Temporary barbecue ban
- A temporary ban on charcoal briquette barbecues and cooking stoves is now in full effect at all Burnaby parks and beaches.
- Propane barbecues and gas cooking stoves are permitted. You must stay with the barbecue or stove at all times while using it.
Get energized, enjoy the fresh air and stay active–Burnaby’s parks and trails are just the place to do it
Sharing park spaces safely and respectfully
Our popular parks and trails can attract a lot of people–so it's important for all of us to be respectful and courteous toward each other. We've put these tips together to help you enjoy your visit:
- Be sure to park in designated areas. There is parking on some residential streets, but respect restriction signs that clearly state 'no parking' or 'resident parking only'.
- Burnaby’s parks are popular–especially Barnet Marine Park, Deer Lake Park, Burnaby Fraser Foreshore Park and Robert Burnaby Park.
- In the summer months, between Victoria Day in May and Labour Day in September, our parks can be quite busy–especially weekends and stat holidays, between noon and 4 pm. Try visiting outside these peak periods.
- Are you setting up for the day with your group? Take up only the space you need in the park so there’s room for others.
- Smoking has been banned in all City parks and multi-use paths since January 1, 2022.
- Don’t blast your music–other people around you may not want to hear it.
- Please don’t litter. We have garbage cans in all our parks and picnic areas.
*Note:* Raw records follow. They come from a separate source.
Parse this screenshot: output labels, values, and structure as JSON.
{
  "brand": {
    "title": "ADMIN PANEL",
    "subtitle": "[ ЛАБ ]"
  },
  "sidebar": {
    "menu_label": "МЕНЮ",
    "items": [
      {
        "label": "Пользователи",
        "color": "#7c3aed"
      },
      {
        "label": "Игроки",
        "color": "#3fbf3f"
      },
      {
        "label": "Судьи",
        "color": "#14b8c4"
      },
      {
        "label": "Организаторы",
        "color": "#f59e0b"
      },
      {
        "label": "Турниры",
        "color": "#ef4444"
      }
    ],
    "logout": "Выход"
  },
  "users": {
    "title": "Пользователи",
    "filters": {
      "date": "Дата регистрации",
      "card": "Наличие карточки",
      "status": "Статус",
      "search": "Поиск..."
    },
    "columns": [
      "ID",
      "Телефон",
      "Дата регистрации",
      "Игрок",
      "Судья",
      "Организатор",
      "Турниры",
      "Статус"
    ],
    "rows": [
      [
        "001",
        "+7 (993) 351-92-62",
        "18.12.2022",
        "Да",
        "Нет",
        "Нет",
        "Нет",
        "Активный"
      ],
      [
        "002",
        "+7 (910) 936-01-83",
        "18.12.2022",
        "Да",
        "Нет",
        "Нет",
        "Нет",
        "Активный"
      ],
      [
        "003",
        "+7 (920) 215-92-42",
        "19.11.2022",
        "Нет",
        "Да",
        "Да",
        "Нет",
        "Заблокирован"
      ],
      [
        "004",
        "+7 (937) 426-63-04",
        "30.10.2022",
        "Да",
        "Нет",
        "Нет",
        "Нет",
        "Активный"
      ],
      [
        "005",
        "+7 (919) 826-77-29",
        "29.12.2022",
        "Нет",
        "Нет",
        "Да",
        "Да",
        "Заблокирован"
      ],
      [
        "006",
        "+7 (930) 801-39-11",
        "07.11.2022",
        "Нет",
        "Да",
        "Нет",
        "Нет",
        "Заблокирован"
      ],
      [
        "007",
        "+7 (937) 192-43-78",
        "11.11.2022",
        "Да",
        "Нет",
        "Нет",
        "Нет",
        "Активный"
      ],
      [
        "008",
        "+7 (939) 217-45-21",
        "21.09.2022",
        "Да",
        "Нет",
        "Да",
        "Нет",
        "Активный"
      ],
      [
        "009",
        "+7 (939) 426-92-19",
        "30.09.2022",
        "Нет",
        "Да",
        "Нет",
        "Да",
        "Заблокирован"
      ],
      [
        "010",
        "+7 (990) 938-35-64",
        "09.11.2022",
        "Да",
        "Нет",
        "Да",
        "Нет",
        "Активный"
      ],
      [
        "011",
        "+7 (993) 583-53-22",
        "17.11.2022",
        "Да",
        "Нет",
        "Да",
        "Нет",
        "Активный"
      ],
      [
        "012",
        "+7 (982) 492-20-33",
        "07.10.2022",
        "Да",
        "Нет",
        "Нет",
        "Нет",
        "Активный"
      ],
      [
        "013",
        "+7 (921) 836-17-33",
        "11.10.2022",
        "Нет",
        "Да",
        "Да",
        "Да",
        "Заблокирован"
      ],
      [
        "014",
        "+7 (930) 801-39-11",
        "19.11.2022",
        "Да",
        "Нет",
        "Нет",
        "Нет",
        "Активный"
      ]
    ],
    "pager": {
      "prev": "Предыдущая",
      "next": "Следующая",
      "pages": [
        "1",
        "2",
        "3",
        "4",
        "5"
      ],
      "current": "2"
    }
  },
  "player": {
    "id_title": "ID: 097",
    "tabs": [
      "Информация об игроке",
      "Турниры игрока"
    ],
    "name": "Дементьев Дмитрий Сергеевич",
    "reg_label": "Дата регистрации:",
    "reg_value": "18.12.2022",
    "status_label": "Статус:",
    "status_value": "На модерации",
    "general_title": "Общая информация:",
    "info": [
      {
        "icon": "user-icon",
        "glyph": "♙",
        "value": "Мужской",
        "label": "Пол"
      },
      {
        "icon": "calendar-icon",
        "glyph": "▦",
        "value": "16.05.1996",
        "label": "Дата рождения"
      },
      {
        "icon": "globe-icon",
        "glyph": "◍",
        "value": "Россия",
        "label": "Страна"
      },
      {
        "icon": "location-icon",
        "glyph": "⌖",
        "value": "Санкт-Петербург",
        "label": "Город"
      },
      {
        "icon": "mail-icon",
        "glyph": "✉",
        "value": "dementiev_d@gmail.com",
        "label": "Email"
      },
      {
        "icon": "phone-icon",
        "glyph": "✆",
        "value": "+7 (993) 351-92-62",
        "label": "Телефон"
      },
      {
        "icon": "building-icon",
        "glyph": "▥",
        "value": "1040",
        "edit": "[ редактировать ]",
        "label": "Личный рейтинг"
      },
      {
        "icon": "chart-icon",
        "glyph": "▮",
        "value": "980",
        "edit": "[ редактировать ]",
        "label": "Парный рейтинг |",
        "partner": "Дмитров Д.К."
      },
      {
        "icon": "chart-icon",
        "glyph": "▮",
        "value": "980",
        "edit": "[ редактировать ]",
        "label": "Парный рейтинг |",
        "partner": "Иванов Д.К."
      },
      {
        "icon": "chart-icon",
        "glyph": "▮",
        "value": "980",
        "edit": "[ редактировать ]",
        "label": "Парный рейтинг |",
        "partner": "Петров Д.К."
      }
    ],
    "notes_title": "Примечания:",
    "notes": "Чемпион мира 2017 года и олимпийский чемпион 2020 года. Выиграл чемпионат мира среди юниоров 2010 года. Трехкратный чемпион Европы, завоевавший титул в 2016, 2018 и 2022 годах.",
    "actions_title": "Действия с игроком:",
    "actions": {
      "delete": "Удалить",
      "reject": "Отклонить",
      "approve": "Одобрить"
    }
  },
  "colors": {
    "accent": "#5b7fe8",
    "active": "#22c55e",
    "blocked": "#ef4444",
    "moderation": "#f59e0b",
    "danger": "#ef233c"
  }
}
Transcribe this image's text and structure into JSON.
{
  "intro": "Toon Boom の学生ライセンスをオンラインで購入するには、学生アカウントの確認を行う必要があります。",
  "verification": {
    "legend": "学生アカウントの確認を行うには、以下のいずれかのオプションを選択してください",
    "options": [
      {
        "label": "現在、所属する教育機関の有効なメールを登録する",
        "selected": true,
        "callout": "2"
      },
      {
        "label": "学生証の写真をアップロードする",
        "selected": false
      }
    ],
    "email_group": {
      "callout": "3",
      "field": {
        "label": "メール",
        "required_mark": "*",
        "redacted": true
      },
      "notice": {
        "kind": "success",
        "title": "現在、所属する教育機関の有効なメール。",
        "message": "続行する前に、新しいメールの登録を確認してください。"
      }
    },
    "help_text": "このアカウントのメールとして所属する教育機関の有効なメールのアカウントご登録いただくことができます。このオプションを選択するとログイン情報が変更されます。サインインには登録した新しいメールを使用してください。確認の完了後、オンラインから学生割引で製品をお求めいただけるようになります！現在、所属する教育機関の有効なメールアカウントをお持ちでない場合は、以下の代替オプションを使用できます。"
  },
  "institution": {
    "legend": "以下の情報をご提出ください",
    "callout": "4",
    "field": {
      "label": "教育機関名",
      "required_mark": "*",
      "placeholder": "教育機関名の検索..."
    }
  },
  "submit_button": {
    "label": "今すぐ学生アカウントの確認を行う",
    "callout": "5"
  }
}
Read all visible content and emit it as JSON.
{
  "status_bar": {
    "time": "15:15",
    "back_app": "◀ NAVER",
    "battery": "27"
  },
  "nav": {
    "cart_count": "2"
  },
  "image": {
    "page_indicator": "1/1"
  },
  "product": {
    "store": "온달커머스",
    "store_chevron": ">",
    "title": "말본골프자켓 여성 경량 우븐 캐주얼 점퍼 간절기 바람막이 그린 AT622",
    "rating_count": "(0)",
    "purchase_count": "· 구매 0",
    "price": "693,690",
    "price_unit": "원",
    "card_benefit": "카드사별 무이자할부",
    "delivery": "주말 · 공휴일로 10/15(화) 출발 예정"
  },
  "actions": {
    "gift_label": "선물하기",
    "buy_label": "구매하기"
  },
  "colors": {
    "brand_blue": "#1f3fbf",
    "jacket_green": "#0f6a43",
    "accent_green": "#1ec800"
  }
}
If they're full, please take your garbage with you, along with your recyclable items.
- Don't feed wildlife–when wild animals start relying on human food instead of their natural diet, their health suffers.
Picnics, barbecues and campfires
- Picnic tables are first come, first served. Some of our parks let you book a picnic area for large and small groups.
- Propane barbecues are allowed in all parks.
- When permitted, open-flame (charcoal/briquette/wood) barbecues are only allowed at:
- Campfires aren’t allowed at any of our parks.
Dogs are welcome
- Keep your dog leashed unless you're in a designated off-leash area. Please observe the hours posted indicating when the off-leash areas are open.
- Keep your dog on the trail–some off-trail areas are sensitive and easily damaged if they're trampled.
- Thank you in advance for picking up your dog’s waste immediately and dropping it in the red dog waste bins located in all our off-leash areas.
On the trails
- Before you head out, let someone know where you're going and how long you'll be.
- Please observe trail signs–keep to the right on a trail and pass others on the left. Some trails may be one direction only.
- If you’re wearing headphones, make sure you can still hear what's going on around you.
- Stay on formal trails–they’re wider, with an asphalt, concrete or gravel surface that’s good for running, walking, cycling and wheelchairs.
- Explore a more isolated trail or secluded forest area with a friend–or walk near others along the trail.
- Watch your step–some parks have mountain trails that are steep and rugged with tripping hazards like roots.
- Avoid forested park areas–especially where you see signs warning that the area is ecologically sensitive.
Amenities at each park
Use the accessible park location map to find the amenities offered at each park: benches, drinking fountains, off-leash dog areas, picnic tables, playgrounds, shade structures and sports courts.
Bylaw officers patrol our parks and deal with issues like dogs off-leash, rowdy park users, unauthorized use of sports fields or vandalism.
For your personal safety
- Pick a route that goes through open, well-lit areas.
- Stay aware of your surroundings–if you feel uncomfortable about a situation, or you think you're being followed–pay attention to that feeling and leave the area. Join a group of people if they're nearby or go to the closest house or business.
- Wear comfortable shoes that you can easily run in.
- Leave your valuables at home so they're not a tempting target in your car or on you. If you need to bring them, keep them out of site in a fanny pack or inside pocket.
- Carry a whistle, alarm or other personal safety device so you can draw attention if you find yourself in trouble.
- When you have children with you, make sure you can see them at all times. Always accompany children into public washrooms
Does something or someone seem suspicious to you? Report it to the police or park employees:
- Emergencies: 911
- Non-emergencies: 604-646-9999
Spending time in our parks increases your chances of encountering wild animals. Our goal is to keep you and the wildlife safe. Learn about the animals that thrive in our parks and what to do if your see a potentially dangerous animal–like a bear, cougar or coyote–on our Wildlife in Burnaby page.
If you see dangerous wildlife:
- in the park or on the trail,
- that can't be easily scared off, or
- getting into garbage or other food,
Contact the BC Conservation Officer Service’s 24-hour, toll-free call centre: 1-877-952-7277 (RAPP)